Inclusion as Social Justice: Theory and Practice in African Higher Education discusses the extent to which education enables equitable social access for diverse student populations in the context of historical sidelining of indigenous knowledge systems and epistemic injustice of colonial epistemologies in Africa. The goal is to theoretically unpack the social differentials and micro-inequities that practically disempower diverse students in African higher education. To this end, the book features aspects of diversity such as gender, rurality, refugee status and disability in general, with hearing and visual impairment as prime illustrations. It is argued that despite the ethically defensible and socially just policy and structural interventions for transforming higher education meant to redress the legacy of colonial injustices, urban universities present epistemological equity challenges for students from rural communities. Similarly, the opaque fate of students displaced from their home countries and currently studying in universities in host countries is analyzed. The book illustrates the access case for gender and disability in higher education using empirical studies and examples from Tanzania, Kenya, Ethiopia, Zimbabwe and South Africa. Challenges facing students in higher education in these countries and the strategies the students devise to succeed in the institutions are analyzed.
How can African philosophy of education contribute to contemporary debates in the context of complexities, dilemmas and uncertainties in African higher education? The capacity for self-reflection, self-evaluation and self-criticism enables African philosophy of higher education to examine and re-examine itself in the context of current issues in African higher education. The reflective capacity is in line with the Socratic dictum ‘know thy self.’ African Higher Education in the 21st Century: Epistemological, Ontological and Ethical Perspectives responds to the demands for reflection and self-knowledge by drawing from ontology, epistemology and ethics in an attempt to address issues that affect African higher education as they connect with the past, present and future.
Part 1 Setting the Scene for Social Justice in African Higher Education
In: Inclusion as Social Justice
Introduction to Part 1

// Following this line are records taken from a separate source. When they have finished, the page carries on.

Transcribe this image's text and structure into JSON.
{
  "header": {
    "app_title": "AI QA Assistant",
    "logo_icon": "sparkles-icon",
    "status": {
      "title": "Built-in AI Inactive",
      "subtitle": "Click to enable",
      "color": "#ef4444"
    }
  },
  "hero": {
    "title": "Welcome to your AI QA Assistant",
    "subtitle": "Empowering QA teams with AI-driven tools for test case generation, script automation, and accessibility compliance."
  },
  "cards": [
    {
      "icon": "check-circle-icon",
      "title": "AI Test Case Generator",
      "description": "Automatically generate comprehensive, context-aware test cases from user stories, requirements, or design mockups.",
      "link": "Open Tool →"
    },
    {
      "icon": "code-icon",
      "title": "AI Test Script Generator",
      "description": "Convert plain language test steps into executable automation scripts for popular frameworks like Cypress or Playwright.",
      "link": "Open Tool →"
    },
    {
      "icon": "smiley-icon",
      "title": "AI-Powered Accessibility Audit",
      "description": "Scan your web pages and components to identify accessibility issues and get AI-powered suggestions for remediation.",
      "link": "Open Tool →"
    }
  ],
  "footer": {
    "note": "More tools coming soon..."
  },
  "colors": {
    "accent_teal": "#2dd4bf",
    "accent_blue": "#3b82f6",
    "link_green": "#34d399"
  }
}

In: Inclusion as Social Justice
Chapter 1 Deciphering the Conversations
In: Inclusion as Social Justice
Part 2 Access and Epistemic Complexities in African Higher Education
In: Inclusion as Social Justice